=== Section Start ===

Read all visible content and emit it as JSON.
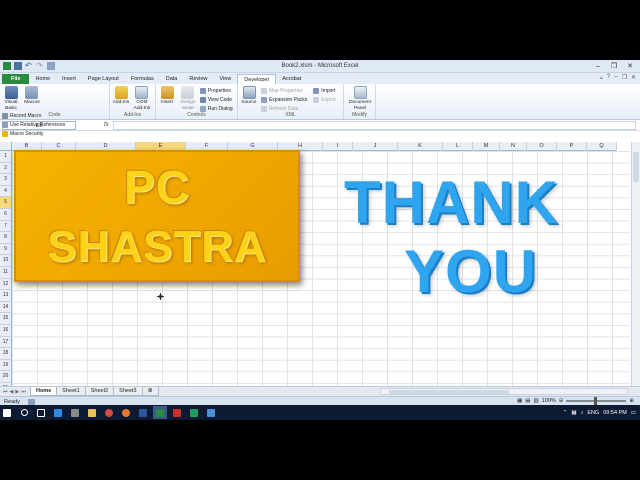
{
  "window": {
    "title": "Book2.xlsm - Microsoft Excel"
  },
  "ribbon_tabs": [
    "File",
    "Home",
    "Insert",
    "Page Layout",
    "Formulas",
    "Data",
    "Review",
    "View",
    "Developer",
    "Acrobat"
  ],
  "active_tab": "Developer",
  "groups": {
    "code": {
      "label": "Code",
      "visual_basic": "Visual Basic",
      "macros": "Macros",
      "record_macro": "Record Macro",
      "use_relative": "Use Relative References",
      "macro_security": "Macro Security"
    },
    "addins": {
      "label": "Add-Ins",
      "addins": "Add-Ins",
      "com_addins": "COM Add-Ins"
    },
    "controls": {
      "label": "Controls",
      "insert": "Insert",
      "design_mode": "Design Mode",
      "properties": "Properties",
      "view_code": "View Code",
      "run_dialog": "Run Dialog"
    },
    "xml": {
      "label": "XML",
      "source": "Source",
      "map_properties": "Map Properties",
      "expansion_packs": "Expansion Packs",
      "refresh_data": "Refresh Data",
      "import": "Import",
      "export": "Export"
    },
    "modify": {
      "label": "Modify",
      "document_panel": "Document Panel"
    }
  },
  "formula_bar": {
    "name_box": "E5",
    "fx": "fx",
    "value": ""
  },
  "columns": [
    "B",
    "C",
    "D",
    "E",
    "F",
    "G",
    "H",
    "I",
    "J",
    "K",
    "L",
    "M",
    "N",
    "O",
    "P",
    "Q"
  ],
  "selected_column": "E",
  "rows": [
    "1",
    "2",
    "3",
    "4",
    "5",
    "6",
    "7",
    "8",
    "9",
    "10",
    "11",
    "12",
    "13",
    "14",
    "15",
    "16",
    "17",
    "18",
    "19",
    "20",
    "21"
  ],
  "selected_row": "5",
  "art": {
    "pc_line1": "PC",
    "pc_line2": "SHASTRA",
    "thank": "THANK",
    "you": "YOU"
  },
  "sheets": [
    "Home",
    "Sheet1",
    "Sheet2",
    "Sheet3"
  ],
  "active_sheet": "Home",
  "status": {
    "ready": "Ready",
    "zoom": "100%"
  },
  "taskbar": {
    "language": "ENG",
    "time": "09:54 PM"
  },
  "colors": {
    "pc_box": "#f0a800",
    "thank_you_text": "#2fa4ef",
    "file_tab": "#2a8a3e",
    "taskbar": "#0c1a33"
  }
}
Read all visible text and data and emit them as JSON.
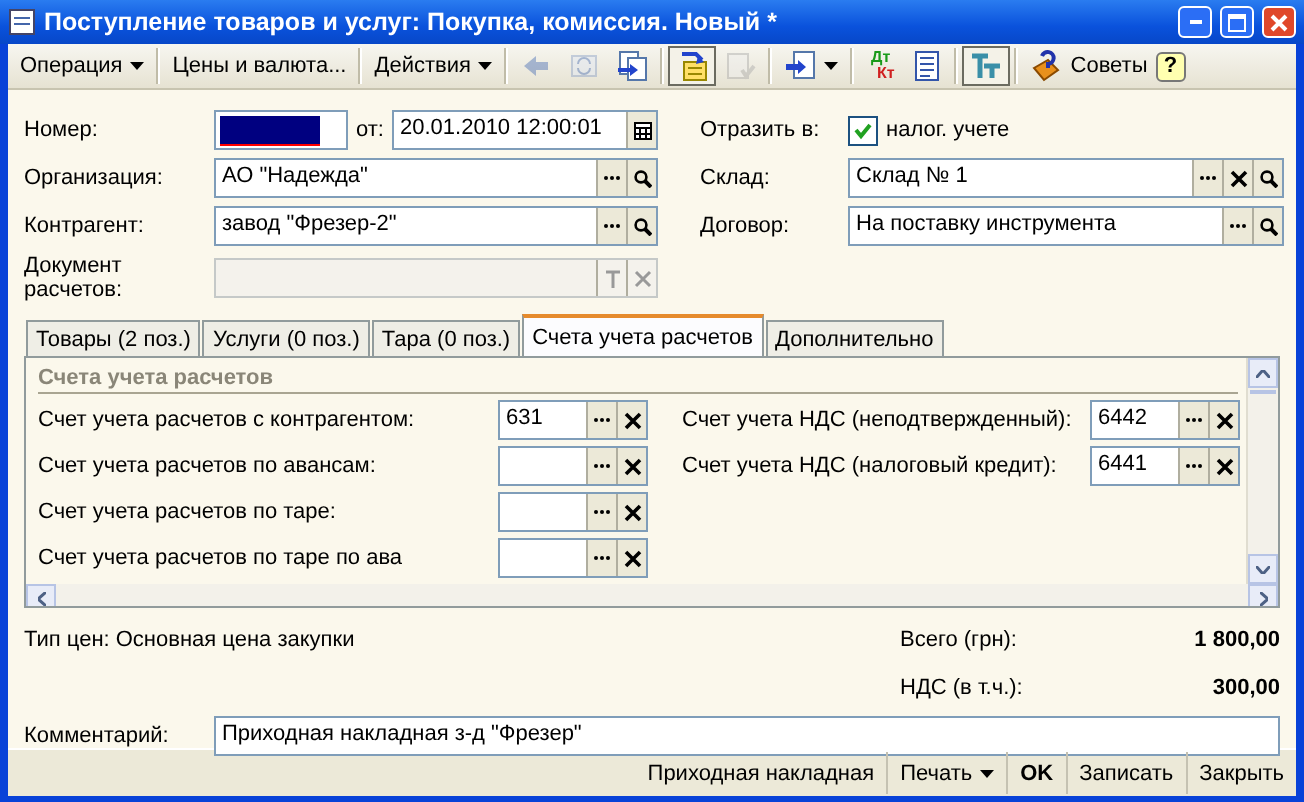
{
  "window": {
    "title": "Поступление товаров и услуг: Покупка, комиссия. Новый *"
  },
  "toolbar": [
    {
      "kind": "menu",
      "label": "Операция"
    },
    {
      "kind": "separator"
    },
    {
      "kind": "text",
      "label": "Цены и валюта..."
    },
    {
      "kind": "separator"
    },
    {
      "kind": "menu",
      "label": "Действия"
    },
    {
      "kind": "separator"
    },
    {
      "kind": "icon",
      "disabled": true,
      "pressed": false
    },
    {
      "kind": "icon",
      "disabled": true,
      "pressed": false
    },
    {
      "kind": "icon",
      "disabled": false,
      "pressed": false
    },
    {
      "kind": "separator"
    },
    {
      "kind": "icon",
      "disabled": false,
      "pressed": true
    },
    {
      "kind": "icon",
      "disabled": true,
      "pressed": false
    },
    {
      "kind": "separator"
    },
    {
      "kind": "icon_menu",
      "disabled": false,
      "pressed": false
    },
    {
      "kind": "separator"
    },
    {
      "kind": "dtkt",
      "top": "Дт",
      "bottom": "Кт"
    },
    {
      "kind": "icon",
      "disabled": false,
      "pressed": false
    },
    {
      "kind": "separator"
    },
    {
      "kind": "icon",
      "disabled": false,
      "pressed": true
    },
    {
      "kind": "separator"
    },
    {
      "kind": "icon_text",
      "label": "Советы"
    },
    {
      "kind": "help",
      "label": "?"
    }
  ],
  "header": {
    "number": {
      "label": "Номер:",
      "selected": true
    },
    "date": {
      "label": "от:",
      "value": "20.01.2010 12:00:01"
    },
    "reflect": {
      "label": "Отразить в:",
      "checkbox_label": "налог. учете",
      "checked": true
    },
    "fields": [
      {
        "label": "Организация:",
        "value": "АО \"Надежда\"",
        "choice_button": true,
        "search_button": true
      },
      {
        "label": "Склад:",
        "value": "Склад № 1",
        "choice_button": true,
        "clear_button": true,
        "search_button": true
      },
      {
        "label": "Контрагент:",
        "value": "завод \"Фрезер-2\"",
        "choice_button": true,
        "search_button": true
      },
      {
        "label": "Договор:",
        "value": "На поставку инструмента",
        "choice_button": true,
        "search_button": true
      },
      {
        "label": "Документ расчетов:",
        "disabled": true,
        "text_button": true,
        "clear_button": true
      }
    ]
  },
  "tabs": [
    {
      "label": "Товары (2 поз.)",
      "selected": false
    },
    {
      "label": "Услуги (0 поз.)",
      "selected": false
    },
    {
      "label": "Тара (0 поз.)",
      "selected": false
    },
    {
      "label": "Счета учета расчетов",
      "selected": true
    },
    {
      "label": "Дополнительно",
      "selected": false
    }
  ],
  "accounts": {
    "title": "Счета учета расчетов",
    "left": [
      {
        "label": "Счет учета расчетов с контрагентом:",
        "value": "631"
      },
      {
        "label": "Счет учета расчетов по авансам:"
      },
      {
        "label": "Счет учета расчетов по таре:"
      },
      {
        "label": "Счет учета расчетов по таре по ава"
      }
    ],
    "right": [
      {
        "label": "Счет учета НДС (неподтвержденный):",
        "value": "6442"
      },
      {
        "label": "Счет учета НДС (налоговый кредит):",
        "value": "6441"
      }
    ]
  },
  "price_type": "Тип цен: Основная цена закупки",
  "totals": [
    {
      "label": "Всего (грн):",
      "value": "1 800,00"
    },
    {
      "label": "НДС (в т.ч.):",
      "value": "300,00"
    }
  ],
  "comment": {
    "label": "Комментарий:",
    "value": "Приходная накладная з-д \"Фрезер\""
  },
  "bottom_buttons": [
    {
      "kind": "button",
      "label": "Приходная накладная"
    },
    {
      "kind": "menu",
      "label": "Печать"
    },
    {
      "kind": "default",
      "label": "OK"
    },
    {
      "kind": "button",
      "label": "Записать"
    },
    {
      "kind": "button",
      "label": "Закрыть"
    }
  ]
}
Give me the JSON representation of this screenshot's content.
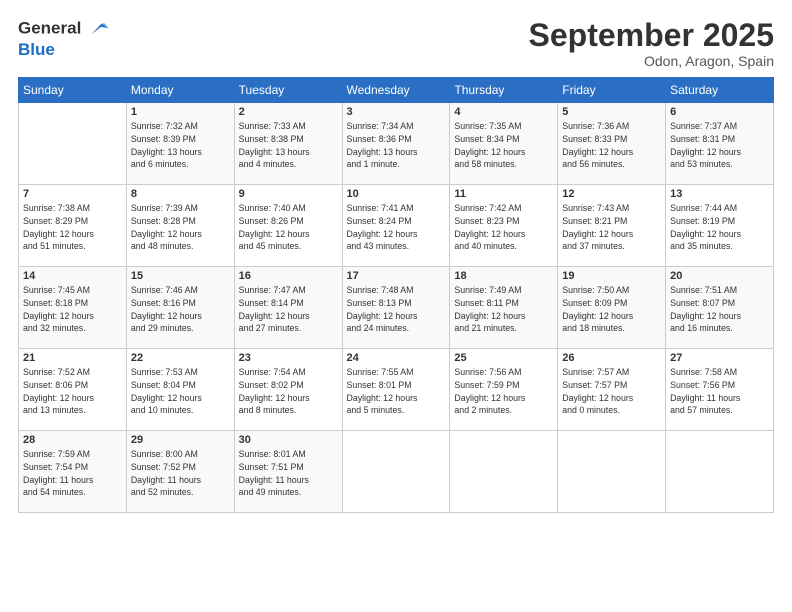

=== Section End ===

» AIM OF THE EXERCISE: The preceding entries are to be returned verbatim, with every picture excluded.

» TASK RESULT:
Read all visible content and emit it as JSON.
{
  "window": {
    "title": "Book2.xlsm - Microsoft Excel"
  },
  "ribbon_tabs": [
    "File",
    "Home",
    "Insert",
    "Page Layout",
    "Formulas",
    "Data",
    "Review",
    "View",
    "Developer",
    "Acrobat"
  ],
  "active_tab": "Developer",
  "groups": {
    "code": {
      "label": "Code",
      "visual_basic": "Visual Basic",
      "macros": "Macros",
      "record_macro": "Record Macro",
      "use_relative": "Use Relative References",
      "macro_security": "Macro Security"
    },
    "addins": {
      "label": "Add-Ins",
      "addins": "Add-Ins",
      "com_addins": "COM Add-Ins"
    },
    "controls": {
      "label": "Controls",
      "insert": "Insert",
      "design_mode": "Design Mode",
      "properties": "Properties",
      "view_code": "View Code",
      "run_dialog": "Run Dialog"
    },
    "xml": {
      "label": "XML",
      "source": "Source",
      "map_properties": "Map Properties",
      "expansion_packs": "Expansion Packs",
      "refresh_data": "Refresh Data",
      "import": "Import",
      "export": "Export"
    },
    "modify": {
      "label": "Modify",
      "document_panel": "Document Panel"
    }
  },
  "formula_bar": {
    "name_box": "E5",
    "fx": "fx",
    "value": ""
  },
  "columns": [
    "B",
    "C",
    "D",
    "E",
    "F",
    "G",
    "H",
    "I",
    "J",
    "K",
    "L",
    "M",
    "N",
    "O",
    "P",
    "Q"
  ],
  "selected_column": "E",
  "rows": [
    "1",
    "2",
    "3",
    "4",
    "5",
    "6",
    "7",
    "8",
    "9",
    "10",
    "11",
    "12",
    "13",
    "14",
    "15",
    "16",
    "17",
    "18",
    "19",
    "20",
    "21"
  ],
  "selected_row": "5",
  "art": {
    "pc_line1": "PC",
    "pc_line2": "SHASTRA",
    "thank": "THANK",
    "you": "YOU"
  },
  "sheets": [
    "Home",
    "Sheet1",
    "Sheet2",
    "Sheet3"
  ],
  "active_sheet": "Home",
  "status": {
    "ready": "Ready",
    "zoom": "100%"
  },
  "taskbar": {
    "language": "ENG",
    "time": "09:54 PM"
  },
  "colors": {
    "pc_box": "#f0a800",
    "thank_you_text": "#2fa4ef",
    "file_tab": "#2a8a3e",
    "taskbar": "#0c1a33"
  }
}
Read all visible text and data and emit them as JSON.
{
  "window": {
    "title": "Поступление товаров и услуг: Покупка, комиссия. Новый *"
  },
  "toolbar": [
    {
      "kind": "menu",
      "label": "Операция"
    },
    {
      "kind": "separator"
    },
    {
      "kind": "text",
      "label": "Цены и валюта..."
    },
    {
      "kind": "separator"
    },
    {
      "kind": "menu",
      "label": "Действия"
    },
    {
      "kind": "separator"
    },
    {
      "kind": "icon",
      "disabled": true,
      "pressed": false
    },
    {
      "kind": "icon",
      "disabled": true,
      "pressed": false
    },
    {
      "kind": "icon",
      "disabled": false,
      "pressed": false
    },
    {
      "kind": "separator"
    },
    {
      "kind": "icon",
      "disabled": false,
      "pressed": true
    },
    {
      "kind": "icon",
      "disabled": true,
      "pressed": false
    },
    {
      "kind": "separator"
    },
    {
      "kind": "icon_menu",
      "disabled": false,
      "pressed": false
    },
    {
      "kind": "separator"
    },
    {
      "kind": "dtkt",
      "top": "Дт",
      "bottom": "Кт"
    },
    {
      "kind": "icon",
      "disabled": false,
      "pressed": false
    },
    {
      "kind": "separator"
    },
    {
      "kind": "icon",
      "disabled": false,
      "pressed": true
    },
    {
      "kind": "separator"
    },
    {
      "kind": "icon_text",
      "label": "Советы"
    },
    {
      "kind": "help",
      "label": "?"
    }
  ],
  "header": {
    "number": {
      "label": "Номер:",
      "selected": true
    },
    "date": {
      "label": "от:",
      "value": "20.01.2010 12:00:01"
    },
    "reflect": {
      "label": "Отразить в:",
      "checkbox_label": "налог. учете",
      "checked": true
    },
    "fields": [
      {
        "label": "Организация:",
        "value": "АО \"Надежда\"",
        "choice_button": true,
        "search_button": true
      },
      {
        "label": "Склад:",
        "value": "Склад № 1",
        "choice_button": true,
        "clear_button": true,
        "search_button": true
      },
      {
        "label": "Контрагент:",
        "value": "завод \"Фрезер-2\"",
        "choice_button": true,
        "search_button": true
      },
      {
        "label": "Договор:",
        "value": "На поставку инструмента",
        "choice_button": true,
        "search_button": true
      },
      {
        "label": "Документ расчетов:",
        "disabled": true,
        "text_button": true,
        "clear_button": true
      }
    ]
  },
  "tabs": [
    {
      "label": "Товары (2 поз.)",
      "selected": false
    },
    {
      "label": "Услуги (0 поз.)",
      "selected": false
    },
    {
      "label": "Тара (0 поз.)",
      "selected": false
    },
    {
      "label": "Счета учета расчетов",
      "selected": true
    },
    {
      "label": "Дополнительно",
      "selected": false
    }
  ],
  "accounts": {
    "title": "Счета учета расчетов",
    "left": [
      {
        "label": "Счет учета расчетов с контрагентом:",
        "value": "631"
      },
      {
        "label": "Счет учета расчетов по авансам:"
      },
      {
        "label": "Счет учета расчетов по таре:"
      },
      {
        "label": "Счет учета расчетов по таре по ава"
      }
    ],
    "right": [
      {
        "label": "Счет учета НДС (неподтвержденный):",
        "value": "6442"
      },
      {
        "label": "Счет учета НДС (налоговый кредит):",
        "value": "6441"
      }
    ]
  },
  "price_type": "Тип цен: Основная цена закупки",
  "totals": [
    {
      "label": "Всего (грн):",
      "value": "1 800,00"
    },
    {
      "label": "НДС (в т.ч.):",
      "value": "300,00"
    }
  ],
  "comment": {
    "label": "Комментарий:",
    "value": "Приходная накладная з-д \"Фрезер\""
  },
  "bottom_buttons": [
    {
      "kind": "button",
      "label": "Приходная накладная"
    },
    {
      "kind": "menu",
      "label": "Печать"
    },
    {
      "kind": "default",
      "label": "OK"
    },
    {
      "kind": "button",
      "label": "Записать"
    },
    {
      "kind": "button",
      "label": "Закрыть"
    }
  ]
}
Give me the JSON representation of this screenshot's content.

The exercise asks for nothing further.